Exercise -
Output the data verbatim, with nothing added or dropped.

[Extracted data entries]

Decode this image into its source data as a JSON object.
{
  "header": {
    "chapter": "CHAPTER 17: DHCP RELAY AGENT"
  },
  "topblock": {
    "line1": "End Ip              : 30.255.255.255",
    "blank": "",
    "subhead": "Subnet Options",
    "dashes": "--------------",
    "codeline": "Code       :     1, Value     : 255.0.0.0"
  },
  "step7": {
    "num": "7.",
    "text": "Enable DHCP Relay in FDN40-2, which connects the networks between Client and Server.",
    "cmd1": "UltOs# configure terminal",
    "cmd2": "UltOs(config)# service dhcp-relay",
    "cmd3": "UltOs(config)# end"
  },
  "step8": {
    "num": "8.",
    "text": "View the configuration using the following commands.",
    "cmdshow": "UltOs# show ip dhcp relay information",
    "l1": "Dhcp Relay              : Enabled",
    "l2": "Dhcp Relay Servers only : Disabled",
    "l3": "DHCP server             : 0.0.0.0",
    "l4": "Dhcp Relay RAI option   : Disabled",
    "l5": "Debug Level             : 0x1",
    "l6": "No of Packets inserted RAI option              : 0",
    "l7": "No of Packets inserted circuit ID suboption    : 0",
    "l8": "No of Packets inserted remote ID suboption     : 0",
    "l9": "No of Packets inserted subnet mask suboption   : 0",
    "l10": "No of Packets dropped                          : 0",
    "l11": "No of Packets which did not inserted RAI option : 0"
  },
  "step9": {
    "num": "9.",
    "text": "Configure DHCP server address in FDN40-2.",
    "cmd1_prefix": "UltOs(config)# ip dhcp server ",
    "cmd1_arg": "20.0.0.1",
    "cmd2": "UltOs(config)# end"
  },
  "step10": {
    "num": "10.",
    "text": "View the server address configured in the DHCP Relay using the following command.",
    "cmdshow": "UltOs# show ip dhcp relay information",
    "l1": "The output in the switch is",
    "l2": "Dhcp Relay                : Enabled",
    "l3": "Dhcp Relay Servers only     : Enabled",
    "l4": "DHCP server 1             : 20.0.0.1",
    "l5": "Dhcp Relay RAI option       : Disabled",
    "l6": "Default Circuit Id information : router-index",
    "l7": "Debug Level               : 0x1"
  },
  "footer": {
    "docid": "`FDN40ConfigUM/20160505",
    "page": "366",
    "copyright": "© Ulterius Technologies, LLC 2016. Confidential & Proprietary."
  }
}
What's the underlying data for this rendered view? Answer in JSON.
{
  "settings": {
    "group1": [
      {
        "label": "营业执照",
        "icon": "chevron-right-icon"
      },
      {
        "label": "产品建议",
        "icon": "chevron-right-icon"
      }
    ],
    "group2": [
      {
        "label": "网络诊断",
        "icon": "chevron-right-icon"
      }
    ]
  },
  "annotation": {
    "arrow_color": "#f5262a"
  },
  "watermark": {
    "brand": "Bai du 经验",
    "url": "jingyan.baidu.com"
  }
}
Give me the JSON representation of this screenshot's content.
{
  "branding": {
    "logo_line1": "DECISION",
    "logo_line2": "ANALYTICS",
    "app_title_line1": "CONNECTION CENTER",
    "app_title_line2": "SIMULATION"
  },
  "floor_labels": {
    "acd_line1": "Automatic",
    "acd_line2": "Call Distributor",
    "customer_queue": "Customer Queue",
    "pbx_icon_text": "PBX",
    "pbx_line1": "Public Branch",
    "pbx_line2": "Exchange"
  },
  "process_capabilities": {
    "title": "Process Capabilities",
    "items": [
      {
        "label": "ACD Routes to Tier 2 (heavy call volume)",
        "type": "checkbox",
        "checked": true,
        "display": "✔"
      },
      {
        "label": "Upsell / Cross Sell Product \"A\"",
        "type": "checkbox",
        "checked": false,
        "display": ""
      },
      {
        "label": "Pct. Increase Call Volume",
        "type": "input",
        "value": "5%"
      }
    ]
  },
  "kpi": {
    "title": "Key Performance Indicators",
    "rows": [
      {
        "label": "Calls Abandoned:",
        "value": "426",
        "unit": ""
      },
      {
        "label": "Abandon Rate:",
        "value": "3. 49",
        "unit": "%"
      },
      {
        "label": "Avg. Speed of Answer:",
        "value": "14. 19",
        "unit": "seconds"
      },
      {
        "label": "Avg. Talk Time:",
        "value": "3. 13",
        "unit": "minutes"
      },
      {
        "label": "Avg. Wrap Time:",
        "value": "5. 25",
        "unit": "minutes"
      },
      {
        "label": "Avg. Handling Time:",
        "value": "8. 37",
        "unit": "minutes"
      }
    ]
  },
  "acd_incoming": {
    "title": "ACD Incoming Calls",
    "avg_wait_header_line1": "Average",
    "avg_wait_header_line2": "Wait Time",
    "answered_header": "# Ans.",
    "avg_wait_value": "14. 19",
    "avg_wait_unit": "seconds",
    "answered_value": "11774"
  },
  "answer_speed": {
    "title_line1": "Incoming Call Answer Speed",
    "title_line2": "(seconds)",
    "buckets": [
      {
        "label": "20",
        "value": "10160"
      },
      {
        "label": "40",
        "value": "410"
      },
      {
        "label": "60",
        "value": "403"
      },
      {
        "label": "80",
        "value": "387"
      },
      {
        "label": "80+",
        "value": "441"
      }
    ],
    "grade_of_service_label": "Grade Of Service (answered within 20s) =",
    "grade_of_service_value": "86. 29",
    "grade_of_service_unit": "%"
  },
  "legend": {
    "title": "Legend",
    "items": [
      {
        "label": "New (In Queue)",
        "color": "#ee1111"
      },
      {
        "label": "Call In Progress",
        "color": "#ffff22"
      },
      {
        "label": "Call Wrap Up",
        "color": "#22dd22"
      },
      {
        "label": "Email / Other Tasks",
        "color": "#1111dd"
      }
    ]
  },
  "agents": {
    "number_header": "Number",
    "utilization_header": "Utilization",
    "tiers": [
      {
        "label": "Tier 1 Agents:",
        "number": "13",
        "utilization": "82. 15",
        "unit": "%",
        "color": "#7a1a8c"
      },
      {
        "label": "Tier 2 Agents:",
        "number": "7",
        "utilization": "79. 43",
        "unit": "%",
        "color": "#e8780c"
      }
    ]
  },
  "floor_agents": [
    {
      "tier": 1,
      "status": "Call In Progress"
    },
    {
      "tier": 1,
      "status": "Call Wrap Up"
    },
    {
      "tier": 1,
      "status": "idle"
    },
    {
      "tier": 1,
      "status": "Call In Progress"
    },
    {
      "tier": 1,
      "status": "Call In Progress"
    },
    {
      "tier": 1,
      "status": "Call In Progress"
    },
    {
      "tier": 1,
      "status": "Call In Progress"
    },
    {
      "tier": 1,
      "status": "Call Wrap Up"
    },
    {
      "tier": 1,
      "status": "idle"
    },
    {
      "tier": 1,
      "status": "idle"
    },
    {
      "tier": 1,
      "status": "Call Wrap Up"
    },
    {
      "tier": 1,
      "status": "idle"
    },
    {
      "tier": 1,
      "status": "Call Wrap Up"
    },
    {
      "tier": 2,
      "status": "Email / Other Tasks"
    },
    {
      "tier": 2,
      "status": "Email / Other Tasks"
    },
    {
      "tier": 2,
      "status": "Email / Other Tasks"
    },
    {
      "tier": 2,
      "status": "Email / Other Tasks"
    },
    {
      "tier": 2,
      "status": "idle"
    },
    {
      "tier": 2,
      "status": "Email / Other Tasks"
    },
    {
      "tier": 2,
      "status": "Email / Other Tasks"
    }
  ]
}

Output -
Decode this image into its source data as a JSON object.
{
  "header": {
    "chapter": "CHAPTER 17: DHCP RELAY AGENT"
  },
  "topblock": {
    "line1": "End Ip              : 30.255.255.255",
    "blank": "",
    "subhead": "Subnet Options",
    "dashes": "--------------",
    "codeline": "Code       :     1, Value     : 255.0.0.0"
  },
  "step7": {
    "num": "7.",
    "text": "Enable DHCP Relay in FDN40-2, which connects the networks between Client and Server.",
    "cmd1": "UltOs# configure terminal",
    "cmd2": "UltOs(config)# service dhcp-relay",
    "cmd3": "UltOs(config)# end"
  },
  "step8": {
    "num": "8.",
    "text": "View the configuration using the following commands.",
    "cmdshow": "UltOs# show ip dhcp relay information",
    "l1": "Dhcp Relay              : Enabled",
    "l2": "Dhcp Relay Servers only : Disabled",
    "l3": "DHCP server             : 0.0.0.0",
    "l4": "Dhcp Relay RAI option   : Disabled",
    "l5": "Debug Level             : 0x1",
    "l6": "No of Packets inserted RAI option              : 0",
    "l7": "No of Packets inserted circuit ID suboption    : 0",
    "l8": "No of Packets inserted remote ID suboption     : 0",
    "l9": "No of Packets inserted subnet mask suboption   : 0",
    "l10": "No of Packets dropped                          : 0",
    "l11": "No of Packets which did not inserted RAI option : 0"
  },
  "step9": {
    "num": "9.",
    "text": "Configure DHCP server address in FDN40-2.",
    "cmd1_prefix": "UltOs(config)# ip dhcp server ",
    "cmd1_arg": "20.0.0.1",
    "cmd2": "UltOs(config)# end"
  },
  "step10": {
    "num": "10.",
    "text": "View the server address configured in the DHCP Relay using the following command.",
    "cmdshow": "UltOs# show ip dhcp relay information",
    "l1": "The output in the switch is",
    "l2": "Dhcp Relay                : Enabled",
    "l3": "Dhcp Relay Servers only     : Enabled",
    "l4": "DHCP server 1             : 20.0.0.1",
    "l5": "Dhcp Relay RAI option       : Disabled",
    "l6": "Default Circuit Id information : router-index",
    "l7": "Debug Level               : 0x1"
  },
  "footer": {
    "docid": "`FDN40ConfigUM/20160505",
    "page": "366",
    "copyright": "© Ulterius Technologies, LLC 2016. Confidential & Proprietary."
  }
}
What's the underlying data for this rendered view? Answer in JSON.
{
  "settings": {
    "group1": [
      {
        "label": "营业执照",
        "icon": "chevron-right-icon"
      },
      {
        "label": "产品建议",
        "icon": "chevron-right-icon"
      }
    ],
    "group2": [
      {
        "label": "网络诊断",
        "icon": "chevron-right-icon"
      }
    ]
  },
  "annotation": {
    "arrow_color": "#f5262a"
  },
  "watermark": {
    "brand": "Bai du 经验",
    "url": "jingyan.baidu.com"
  }
}
Give me the JSON representation of this screenshot's content.
{
  "branding": {
    "logo_line1": "DECISION",
    "logo_line2": "ANALYTICS",
    "app_title_line1": "CONNECTION CENTER",
    "app_title_line2": "SIMULATION"
  },
  "floor_labels": {
    "acd_line1": "Automatic",
    "acd_line2": "Call Distributor",
    "customer_queue": "Customer Queue",
    "pbx_icon_text": "PBX",
    "pbx_line1": "Public Branch",
    "pbx_line2": "Exchange"
  },
  "process_capabilities": {
    "title": "Process Capabilities",
    "items": [
      {
        "label": "ACD Routes to Tier 2 (heavy call volume)",
        "type": "checkbox",
        "checked": true,
        "display": "✔"
      },
      {
        "label": "Upsell / Cross Sell Product \"A\"",
        "type": "checkbox",
        "checked": false,
        "display": ""
      },
      {
        "label": "Pct. Increase Call Volume",
        "type": "input",
        "value": "5%"
      }
    ]
  },
  "kpi": {
    "title": "Key Performance Indicators",
    "rows": [
      {
        "label": "Calls Abandoned:",
        "value": "426",
        "unit": ""
      },
      {
        "label": "Abandon Rate:",
        "value": "3. 49",
        "unit": "%"
      },
      {
        "label": "Avg. Speed of Answer:",
        "value": "14. 19",
        "unit": "seconds"
      },
      {
        "label": "Avg. Talk Time:",
        "value": "3. 13",
        "unit": "minutes"
      },
      {
        "label": "Avg. Wrap Time:",
        "value": "5. 25",
        "unit": "minutes"
      },
      {
        "label": "Avg. Handling Time:",
        "value": "8. 37",
        "unit": "minutes"
      }
    ]
  },
  "acd_incoming": {
    "title": "ACD Incoming Calls",
    "avg_wait_header_line1": "Average",
    "avg_wait_header_line2": "Wait Time",
    "answered_header": "# Ans.",
    "avg_wait_value": "14. 19",
    "avg_wait_unit": "seconds",
    "answered_value": "11774"
  },
  "answer_speed": {
    "title_line1": "Incoming Call Answer Speed",
    "title_line2": "(seconds)",
    "buckets": [
      {
        "label": "20",
        "value": "10160"
      },
      {
        "label": "40",
        "value": "410"
      },
      {
        "label": "60",
        "value": "403"
      },
      {
        "label": "80",
        "value": "387"
      },
      {
        "label": "80+",
        "value": "441"
      }
    ],
    "grade_of_service_label": "Grade Of Service (answered within 20s) =",
    "grade_of_service_value": "86. 29",
    "grade_of_service_unit": "%"
  },
  "legend": {
    "title": "Legend",
    "items": [
      {
        "label": "New (In Queue)",
        "color": "#ee1111"
      },
      {
        "label": "Call In Progress",
        "color": "#ffff22"
      },
      {
        "label": "Call Wrap Up",
        "color": "#22dd22"
      },
      {
        "label": "Email / Other Tasks",
        "color": "#1111dd"
      }
    ]
  },
  "agents": {
    "number_header": "Number",
    "utilization_header": "Utilization",
    "tiers": [
      {
        "label": "Tier 1 Agents:",
        "number": "13",
        "utilization": "82. 15",
        "unit": "%",
        "color": "#7a1a8c"
      },
      {
        "label": "Tier 2 Agents:",
        "number": "7",
        "utilization": "79. 43",
        "unit": "%",
        "color": "#e8780c"
      }
    ]
  },
  "floor_agents": [
    {
      "tier": 1,
      "status": "Call In Progress"
    },
    {
      "tier": 1,
      "status": "Call Wrap Up"
    },
    {
      "tier": 1,
      "status": "idle"
    },
    {
      "tier": 1,
      "status": "Call In Progress"
    },
    {
      "tier": 1,
      "status": "Call In Progress"
    },
    {
      "tier": 1,
      "status": "Call In Progress"
    },
    {
      "tier": 1,
      "status": "Call In Progress"
    },
    {
      "tier": 1,
      "status": "Call Wrap Up"
    },
    {
      "tier": 1,
      "status": "idle"
    },
    {
      "tier": 1,
      "status": "idle"
    },
    {
      "tier": 1,
      "status": "Call Wrap Up"
    },
    {
      "tier": 1,
      "status": "idle"
    },
    {
      "tier": 1,
      "status": "Call Wrap Up"
    },
    {
      "tier": 2,
      "status": "Email / Other Tasks"
    },
    {
      "tier": 2,
      "status": "Email / Other Tasks"
    },
    {
      "tier": 2,
      "status": "Email / Other Tasks"
    },
    {
      "tier": 2,
      "status": "Email / Other Tasks"
    },
    {
      "tier": 2,
      "status": "idle"
    },
    {
      "tier": 2,
      "status": "Email / Other Tasks"
    },
    {
      "tier": 2,
      "status": "Email / Other Tasks"
    }
  ]
}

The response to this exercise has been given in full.